Plastic items are discarded with little thought to the consequences. Bottles etc can end up as traps for many animals and a few years back we (at woodlands) found a child’s plastic boat dumped in a woodland (see featured image above). Sometimes, we see the distorted remains of plastic tree guards ‘strangling’ young trees. Plastic carrier bags (sometimes filled with dog faeces) can end ups suspended from trees / shrubs in woodland, or caught on wire fencing, waving n the wind.
Discarded plastic items come in all shapes and sizes; those that are 5mm or smaller are termed “microplastics.” Microplastics come in part from larger plastic pieces that degrade into smaller pieces; but also from microbeads. Microbeads are very small pieces of polyethylene plastic that are added to health and beauty products, such as some skin cleansers and toothpastes. Now microplastics are to be found everywhere from deep oceans, to Arctic snow and Antarctic ice. They are found in foodstuffs and drinking water. One investigation found that if parents prepare baby formula by shaking it up in hot water inside a plastic bottle, their child might swallow tens of thousands of these microplastic particles each day. The movement of these particles through ecosystems is graphically summarised in this article.
There is currently much discussion and research about how these microplastics will impact on the environment and different organisms, including us. Because they are so small and to be found widely in the environment, they enter organisms and food chains. Apart from the plastic in these particles, they may also contain chemical residues of plasticisers, drugs, and pharmaceuticals, and heavy metals may stick to them.

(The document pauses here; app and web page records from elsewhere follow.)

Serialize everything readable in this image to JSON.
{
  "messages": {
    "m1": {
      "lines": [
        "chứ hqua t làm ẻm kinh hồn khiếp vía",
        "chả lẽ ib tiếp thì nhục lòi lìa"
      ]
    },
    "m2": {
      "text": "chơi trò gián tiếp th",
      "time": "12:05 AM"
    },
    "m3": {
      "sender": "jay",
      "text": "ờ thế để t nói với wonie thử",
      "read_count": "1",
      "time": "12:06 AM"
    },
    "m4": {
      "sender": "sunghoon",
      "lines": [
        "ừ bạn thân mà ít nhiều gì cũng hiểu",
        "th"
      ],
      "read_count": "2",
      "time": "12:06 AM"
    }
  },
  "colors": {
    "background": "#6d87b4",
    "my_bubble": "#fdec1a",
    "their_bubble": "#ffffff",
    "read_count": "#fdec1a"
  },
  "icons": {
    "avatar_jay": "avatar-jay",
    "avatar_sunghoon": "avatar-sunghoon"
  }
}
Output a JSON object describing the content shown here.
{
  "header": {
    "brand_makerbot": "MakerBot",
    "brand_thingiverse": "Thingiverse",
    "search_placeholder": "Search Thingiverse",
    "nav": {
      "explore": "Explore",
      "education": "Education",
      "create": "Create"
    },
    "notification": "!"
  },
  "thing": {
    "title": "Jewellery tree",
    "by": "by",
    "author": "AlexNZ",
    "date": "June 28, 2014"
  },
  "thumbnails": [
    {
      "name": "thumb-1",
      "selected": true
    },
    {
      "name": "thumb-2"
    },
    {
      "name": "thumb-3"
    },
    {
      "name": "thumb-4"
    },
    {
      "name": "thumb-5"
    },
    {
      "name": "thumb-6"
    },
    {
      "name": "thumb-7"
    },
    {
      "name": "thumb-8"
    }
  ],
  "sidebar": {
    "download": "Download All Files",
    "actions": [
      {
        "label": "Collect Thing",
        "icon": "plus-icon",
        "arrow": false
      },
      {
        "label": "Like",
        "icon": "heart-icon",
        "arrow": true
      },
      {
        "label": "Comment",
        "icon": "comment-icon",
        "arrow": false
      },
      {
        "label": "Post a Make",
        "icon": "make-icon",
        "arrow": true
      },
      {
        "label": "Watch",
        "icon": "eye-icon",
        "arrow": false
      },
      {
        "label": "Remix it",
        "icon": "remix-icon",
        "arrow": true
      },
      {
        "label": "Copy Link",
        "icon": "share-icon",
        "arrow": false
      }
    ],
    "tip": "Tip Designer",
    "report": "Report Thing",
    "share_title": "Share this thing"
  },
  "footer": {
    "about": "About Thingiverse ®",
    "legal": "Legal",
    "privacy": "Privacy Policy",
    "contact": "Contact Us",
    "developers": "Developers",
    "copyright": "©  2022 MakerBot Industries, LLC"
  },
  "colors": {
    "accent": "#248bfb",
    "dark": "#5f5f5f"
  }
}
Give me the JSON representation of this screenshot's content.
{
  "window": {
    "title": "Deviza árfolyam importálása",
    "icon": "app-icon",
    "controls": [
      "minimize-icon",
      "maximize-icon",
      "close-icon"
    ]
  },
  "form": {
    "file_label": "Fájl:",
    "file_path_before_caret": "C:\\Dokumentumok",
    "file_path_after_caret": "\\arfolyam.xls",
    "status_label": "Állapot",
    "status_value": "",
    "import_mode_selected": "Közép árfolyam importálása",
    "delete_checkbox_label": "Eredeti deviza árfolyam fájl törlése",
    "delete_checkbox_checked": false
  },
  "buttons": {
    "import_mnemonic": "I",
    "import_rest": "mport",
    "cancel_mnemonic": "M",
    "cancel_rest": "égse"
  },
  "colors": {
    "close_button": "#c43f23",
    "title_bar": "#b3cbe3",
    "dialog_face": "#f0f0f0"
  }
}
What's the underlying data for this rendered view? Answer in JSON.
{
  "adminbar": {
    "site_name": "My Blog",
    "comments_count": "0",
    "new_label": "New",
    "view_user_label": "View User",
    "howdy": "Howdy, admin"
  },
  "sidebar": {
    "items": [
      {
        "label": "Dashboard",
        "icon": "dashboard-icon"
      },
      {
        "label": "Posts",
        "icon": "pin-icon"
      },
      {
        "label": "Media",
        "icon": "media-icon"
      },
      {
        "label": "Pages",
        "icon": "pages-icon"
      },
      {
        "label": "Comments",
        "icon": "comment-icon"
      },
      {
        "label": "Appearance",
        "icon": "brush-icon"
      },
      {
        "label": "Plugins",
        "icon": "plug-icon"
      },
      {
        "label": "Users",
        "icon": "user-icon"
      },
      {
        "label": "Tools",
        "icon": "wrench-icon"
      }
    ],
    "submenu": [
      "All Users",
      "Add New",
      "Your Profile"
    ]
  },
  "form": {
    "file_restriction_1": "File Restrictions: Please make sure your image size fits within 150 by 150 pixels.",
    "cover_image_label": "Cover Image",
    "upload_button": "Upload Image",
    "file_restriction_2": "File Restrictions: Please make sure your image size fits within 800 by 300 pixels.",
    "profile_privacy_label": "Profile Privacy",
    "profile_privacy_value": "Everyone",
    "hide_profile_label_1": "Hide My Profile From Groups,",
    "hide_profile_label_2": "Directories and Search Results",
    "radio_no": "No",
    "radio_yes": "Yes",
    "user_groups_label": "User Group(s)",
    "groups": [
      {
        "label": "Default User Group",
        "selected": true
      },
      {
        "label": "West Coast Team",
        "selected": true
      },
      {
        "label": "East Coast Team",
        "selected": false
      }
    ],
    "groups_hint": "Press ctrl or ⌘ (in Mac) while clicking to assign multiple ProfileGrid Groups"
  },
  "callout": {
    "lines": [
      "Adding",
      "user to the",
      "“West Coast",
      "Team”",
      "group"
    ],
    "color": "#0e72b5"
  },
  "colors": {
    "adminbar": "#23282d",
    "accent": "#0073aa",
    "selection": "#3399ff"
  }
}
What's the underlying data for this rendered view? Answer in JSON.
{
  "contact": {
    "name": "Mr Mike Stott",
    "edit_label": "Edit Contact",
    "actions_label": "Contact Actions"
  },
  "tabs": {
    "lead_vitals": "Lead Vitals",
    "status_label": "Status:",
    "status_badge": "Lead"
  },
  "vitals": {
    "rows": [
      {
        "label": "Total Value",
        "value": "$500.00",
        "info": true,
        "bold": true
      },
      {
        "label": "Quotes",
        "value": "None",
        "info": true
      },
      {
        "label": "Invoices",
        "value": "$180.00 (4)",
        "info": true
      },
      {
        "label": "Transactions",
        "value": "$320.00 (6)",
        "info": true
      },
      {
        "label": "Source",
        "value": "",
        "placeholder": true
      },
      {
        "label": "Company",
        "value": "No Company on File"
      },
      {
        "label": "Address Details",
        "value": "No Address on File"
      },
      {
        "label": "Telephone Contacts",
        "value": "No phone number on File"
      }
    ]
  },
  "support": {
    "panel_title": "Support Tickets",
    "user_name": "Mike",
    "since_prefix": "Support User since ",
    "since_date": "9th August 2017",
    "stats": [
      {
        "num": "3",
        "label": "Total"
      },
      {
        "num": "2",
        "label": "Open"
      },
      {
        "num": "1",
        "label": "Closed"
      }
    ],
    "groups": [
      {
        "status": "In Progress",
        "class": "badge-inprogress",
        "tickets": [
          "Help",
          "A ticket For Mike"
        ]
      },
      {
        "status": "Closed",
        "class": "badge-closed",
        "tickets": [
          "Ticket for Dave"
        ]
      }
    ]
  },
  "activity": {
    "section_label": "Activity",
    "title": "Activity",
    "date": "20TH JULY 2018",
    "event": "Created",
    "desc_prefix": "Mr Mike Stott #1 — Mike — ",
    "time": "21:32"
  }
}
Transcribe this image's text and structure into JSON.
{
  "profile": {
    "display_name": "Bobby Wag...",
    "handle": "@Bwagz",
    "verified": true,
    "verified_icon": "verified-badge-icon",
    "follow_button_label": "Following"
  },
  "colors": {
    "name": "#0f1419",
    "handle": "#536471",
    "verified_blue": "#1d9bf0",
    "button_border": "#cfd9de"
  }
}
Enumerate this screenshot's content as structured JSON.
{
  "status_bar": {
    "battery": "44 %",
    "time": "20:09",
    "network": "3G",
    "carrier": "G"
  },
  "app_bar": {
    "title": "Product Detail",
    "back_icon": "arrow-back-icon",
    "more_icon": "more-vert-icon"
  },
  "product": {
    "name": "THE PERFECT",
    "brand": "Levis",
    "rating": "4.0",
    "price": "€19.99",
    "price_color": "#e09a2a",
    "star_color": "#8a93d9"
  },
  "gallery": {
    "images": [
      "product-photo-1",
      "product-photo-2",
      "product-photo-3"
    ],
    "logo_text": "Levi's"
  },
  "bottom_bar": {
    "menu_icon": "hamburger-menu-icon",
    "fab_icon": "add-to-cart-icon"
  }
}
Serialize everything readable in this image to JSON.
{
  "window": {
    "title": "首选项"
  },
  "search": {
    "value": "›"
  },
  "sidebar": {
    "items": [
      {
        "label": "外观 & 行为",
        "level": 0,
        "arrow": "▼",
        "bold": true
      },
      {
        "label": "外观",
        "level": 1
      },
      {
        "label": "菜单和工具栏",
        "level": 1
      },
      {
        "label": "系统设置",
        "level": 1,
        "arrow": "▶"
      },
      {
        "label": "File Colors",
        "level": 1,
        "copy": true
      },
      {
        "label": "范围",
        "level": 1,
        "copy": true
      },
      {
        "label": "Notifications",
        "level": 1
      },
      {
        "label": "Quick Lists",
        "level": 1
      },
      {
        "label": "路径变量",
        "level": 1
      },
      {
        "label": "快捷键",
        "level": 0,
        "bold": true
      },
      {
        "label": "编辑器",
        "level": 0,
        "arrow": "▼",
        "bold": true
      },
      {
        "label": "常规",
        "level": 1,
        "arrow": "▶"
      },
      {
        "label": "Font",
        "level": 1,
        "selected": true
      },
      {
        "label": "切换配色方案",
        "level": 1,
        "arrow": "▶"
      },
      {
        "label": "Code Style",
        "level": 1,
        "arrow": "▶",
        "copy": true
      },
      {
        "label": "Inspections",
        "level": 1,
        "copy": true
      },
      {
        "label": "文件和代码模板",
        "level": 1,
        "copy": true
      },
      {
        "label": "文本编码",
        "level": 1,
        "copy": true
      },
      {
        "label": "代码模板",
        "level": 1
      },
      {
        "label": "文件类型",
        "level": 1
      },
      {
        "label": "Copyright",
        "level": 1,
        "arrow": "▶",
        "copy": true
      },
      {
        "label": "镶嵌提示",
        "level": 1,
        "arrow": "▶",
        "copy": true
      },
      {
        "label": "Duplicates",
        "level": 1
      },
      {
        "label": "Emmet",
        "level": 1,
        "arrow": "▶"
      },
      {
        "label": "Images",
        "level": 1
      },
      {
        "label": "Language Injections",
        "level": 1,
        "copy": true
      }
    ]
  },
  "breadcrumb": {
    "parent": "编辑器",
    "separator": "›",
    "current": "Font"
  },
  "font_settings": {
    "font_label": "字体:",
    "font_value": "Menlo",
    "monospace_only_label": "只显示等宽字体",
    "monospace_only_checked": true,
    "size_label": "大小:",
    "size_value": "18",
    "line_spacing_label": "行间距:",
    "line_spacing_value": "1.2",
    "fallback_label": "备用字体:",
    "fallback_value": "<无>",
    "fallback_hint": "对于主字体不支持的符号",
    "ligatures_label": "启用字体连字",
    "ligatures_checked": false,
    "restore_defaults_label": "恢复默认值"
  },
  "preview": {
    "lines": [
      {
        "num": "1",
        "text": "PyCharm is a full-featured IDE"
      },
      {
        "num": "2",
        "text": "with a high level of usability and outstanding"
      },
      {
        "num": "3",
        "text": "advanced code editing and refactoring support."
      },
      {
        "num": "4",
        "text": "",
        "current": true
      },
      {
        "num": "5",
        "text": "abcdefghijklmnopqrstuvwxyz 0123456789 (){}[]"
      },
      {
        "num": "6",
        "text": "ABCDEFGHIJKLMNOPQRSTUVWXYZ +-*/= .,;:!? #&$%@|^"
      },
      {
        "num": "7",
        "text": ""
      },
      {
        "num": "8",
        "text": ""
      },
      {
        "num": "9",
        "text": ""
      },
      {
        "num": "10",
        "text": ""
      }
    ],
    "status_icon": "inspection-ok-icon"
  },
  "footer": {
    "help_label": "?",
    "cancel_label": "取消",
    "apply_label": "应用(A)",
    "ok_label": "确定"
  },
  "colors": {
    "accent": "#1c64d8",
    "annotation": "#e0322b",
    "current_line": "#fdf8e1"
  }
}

Sometimes, sewage sludge may be used as fertiliser and this can contain nanoplastics. Also, treated wastewater is used for irrigation purposes and this again may be a source of plastic. Research indicates that earthworms in microplastic ‘enriched’ plant litter grow more slowly and have a shorter life span, and there is evidence that the gut of earthworms becomes inflamed after exposure to microplastics. Earthworms are important in aerating the soil and transporting materials such as dead leaves from the surface to deeper in the soil, they also 'inadvertently' transport micro-plastics. Springtails, a group of soil micro-arthropods (Collembola) can also help move micro-plastics in the soil. The movement of microplastics through the soil makes these materials ‘accessible’ to other soil dwellers but it is not clear if they pass along food chains (as has been the case with pesticides). Whether nano-plastics are taken up by or affect plants - again is not yet clear. However, the chemicals released by plastics such as phthalates may taken up by plants.
There is a significant risk of physical and physiological damage to organisms and ecosystems by these micro-plastics *. The particles also get into the human body and the consequences for our health are, as yet, unknown.
- further information on nanoparticles etc : https://www.sciencedaily.com/releases/2022/04/220420133533.htm